Task details: Lines where the string "status" appears are to be copied from the entries below.

Record extracts:
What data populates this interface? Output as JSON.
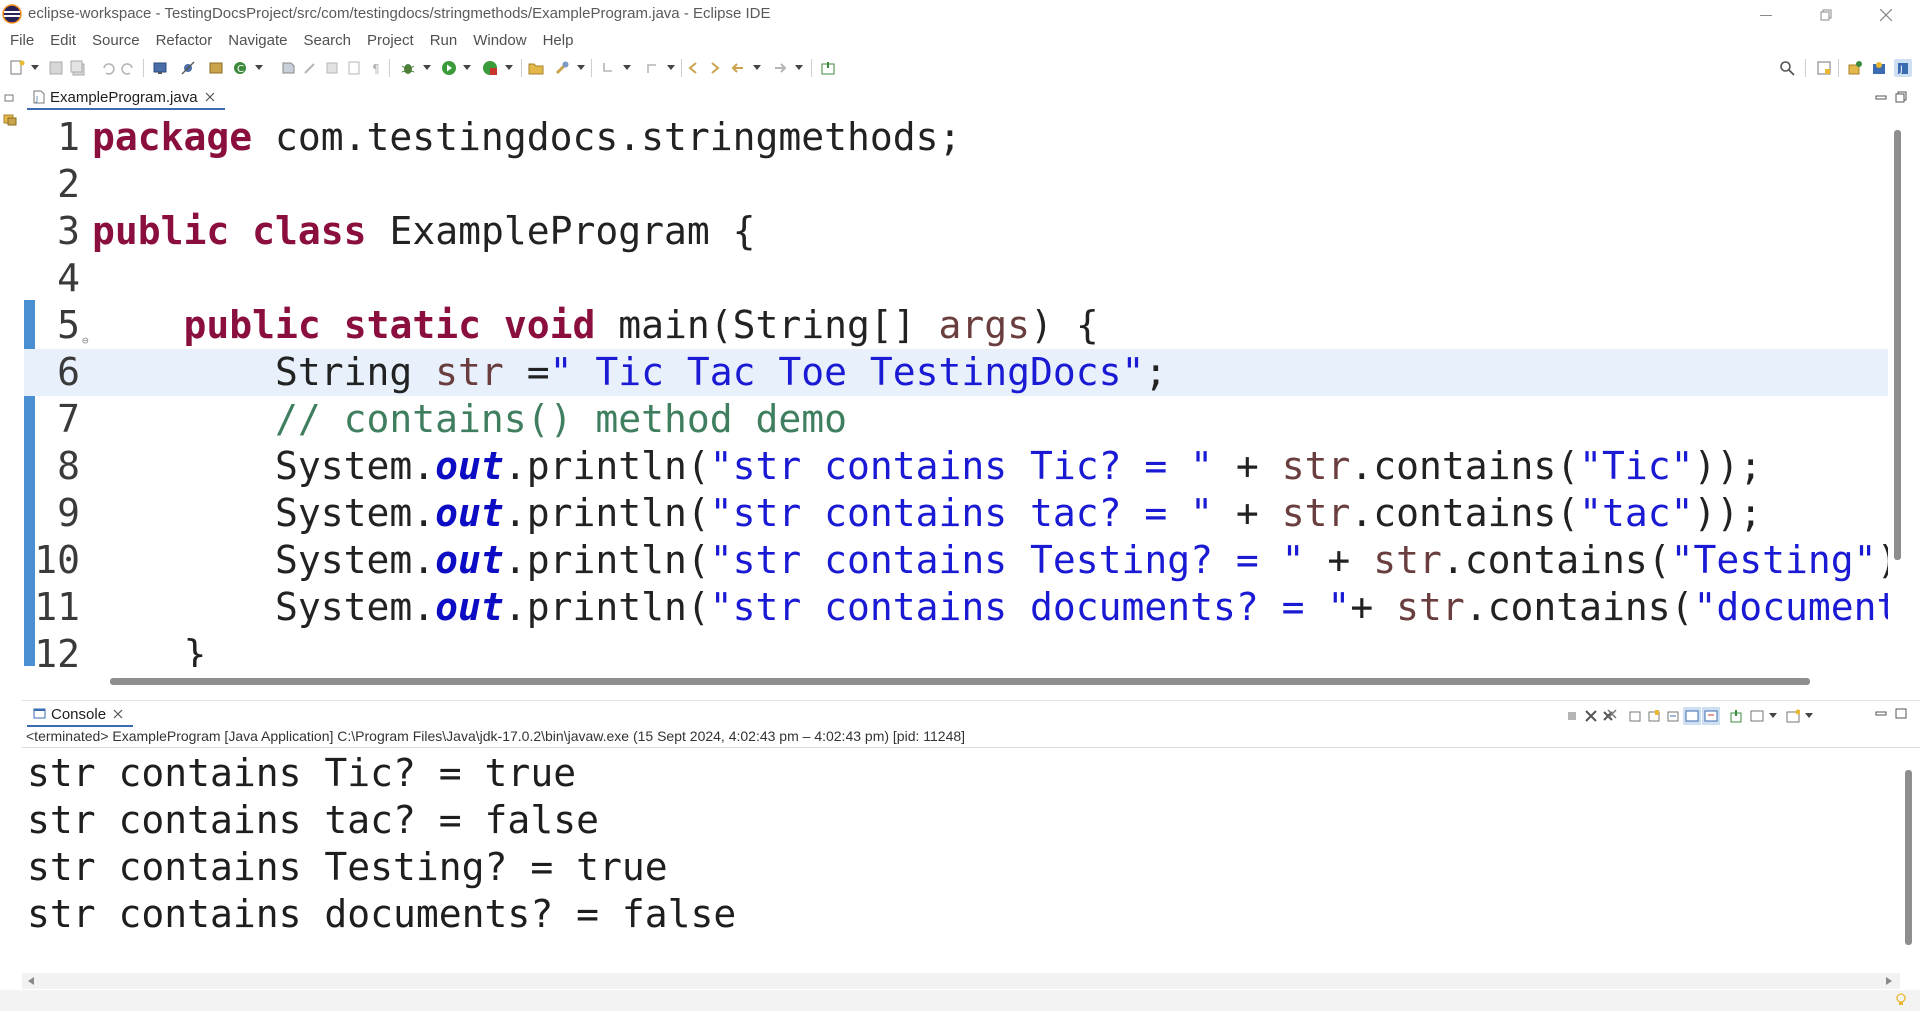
{
  "window": {
    "title": "eclipse-workspace - TestingDocsProject/src/com/testingdocs/stringmethods/ExampleProgram.java - Eclipse IDE"
  },
  "menu": [
    "File",
    "Edit",
    "Source",
    "Refactor",
    "Navigate",
    "Search",
    "Project",
    "Run",
    "Window",
    "Help"
  ],
  "editor": {
    "tab_label": "ExampleProgram.java",
    "active_line": 6,
    "lines": [
      {
        "n": "1"
      },
      {
        "n": "2"
      },
      {
        "n": "3"
      },
      {
        "n": "4"
      },
      {
        "n": "5"
      },
      {
        "n": "6"
      },
      {
        "n": "7"
      },
      {
        "n": "8"
      },
      {
        "n": "9"
      },
      {
        "n": "10"
      },
      {
        "n": "11"
      },
      {
        "n": "12"
      }
    ]
  },
  "console": {
    "tab_label": "Console",
    "status": "<terminated> ExampleProgram [Java Application] C:\\Program Files\\Java\\jdk-17.0.2\\bin\\javaw.exe  (15 Sept 2024, 4:02:43 pm – 4:02:43 pm) [pid: 11248]",
    "output": [
      "str contains Tic? = true",
      "str contains tac? = false",
      "str contains Testing? = true",
      "str contains documents? = false"
    ]
  },
  "colors": {
    "keyword": "#8a0f3e",
    "string": "#1a1ad4",
    "comment": "#3f7f5f",
    "static_field": "#0c0cc4",
    "local_variable": "#6a3e3e",
    "active_line_bg": "#e8f0fb",
    "tab_accent": "#3d6bb0"
  },
  "icons": [
    "eclipse-app-icon",
    "minimize-icon",
    "maximize-icon",
    "close-icon",
    "search-icon",
    "java-file-icon",
    "console-icon",
    "fold-collapse-icon"
  ]
}
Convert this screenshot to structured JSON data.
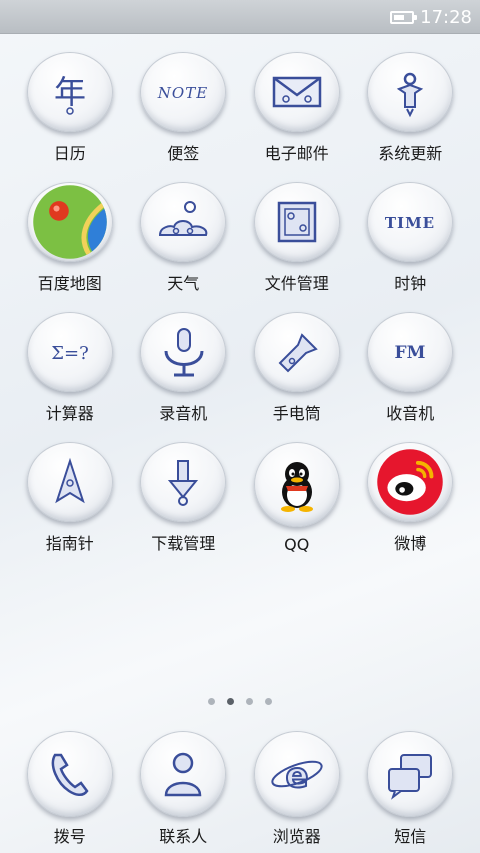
{
  "status": {
    "time": "17:28"
  },
  "apps": [
    {
      "label": "日历",
      "icon": "calendar-icon",
      "glyph": "年"
    },
    {
      "label": "便签",
      "icon": "note-icon",
      "glyph": "NOTE"
    },
    {
      "label": "电子邮件",
      "icon": "mail-icon",
      "glyph": ""
    },
    {
      "label": "系统更新",
      "icon": "update-icon",
      "glyph": ""
    },
    {
      "label": "百度地图",
      "icon": "map-icon",
      "glyph": ""
    },
    {
      "label": "天气",
      "icon": "weather-icon",
      "glyph": ""
    },
    {
      "label": "文件管理",
      "icon": "folder-icon",
      "glyph": ""
    },
    {
      "label": "时钟",
      "icon": "clock-icon",
      "glyph": "TIME"
    },
    {
      "label": "计算器",
      "icon": "calculator-icon",
      "glyph": "Σ=?"
    },
    {
      "label": "录音机",
      "icon": "recorder-icon",
      "glyph": ""
    },
    {
      "label": "手电筒",
      "icon": "flashlight-icon",
      "glyph": ""
    },
    {
      "label": "收音机",
      "icon": "radio-icon",
      "glyph": "FM"
    },
    {
      "label": "指南针",
      "icon": "compass-icon",
      "glyph": ""
    },
    {
      "label": "下载管理",
      "icon": "download-icon",
      "glyph": ""
    },
    {
      "label": "QQ",
      "icon": "qq-icon",
      "glyph": ""
    },
    {
      "label": "微博",
      "icon": "weibo-icon",
      "glyph": ""
    }
  ],
  "pager": {
    "count": 4,
    "active": 1
  },
  "dock": [
    {
      "label": "拨号",
      "icon": "phone-icon"
    },
    {
      "label": "联系人",
      "icon": "contacts-icon"
    },
    {
      "label": "浏览器",
      "icon": "browser-icon"
    },
    {
      "label": "短信",
      "icon": "message-icon"
    }
  ],
  "colors": {
    "porcelain_blue": "#3a4e9a",
    "map_green": "#7cc043",
    "map_blue": "#2f7fd8",
    "map_red": "#e0391f",
    "qq_yellow": "#f5b400",
    "weibo_red": "#e6162d"
  }
}
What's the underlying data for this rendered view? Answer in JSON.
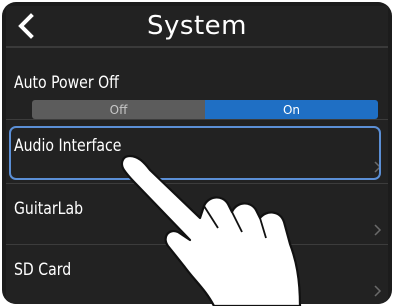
{
  "header": {
    "title": "System",
    "back_icon": "chevron-left-icon"
  },
  "settings": {
    "auto_power_off": {
      "label": "Auto Power Off",
      "options": [
        "Off",
        "On"
      ],
      "selected": "On"
    },
    "items": [
      {
        "label": "Audio Interface",
        "highlighted": true
      },
      {
        "label": "GuitarLab"
      },
      {
        "label": "SD Card"
      }
    ]
  },
  "colors": {
    "screen_bg": "#222222",
    "accent": "#1f6fc4",
    "highlight_border": "#5b8fd6"
  },
  "overlay": {
    "icon": "pointing-hand-icon"
  }
}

Answer:
    "status": "<terminated> ExampleProgram [Java Application] C:\\Program Files\\Java\\jdk-17.0.2\\bin\\javaw.exe  (15 Sept 2024, 4:02:43 pm – 4:02:43 pm) [pid: 11248]",
  "status": {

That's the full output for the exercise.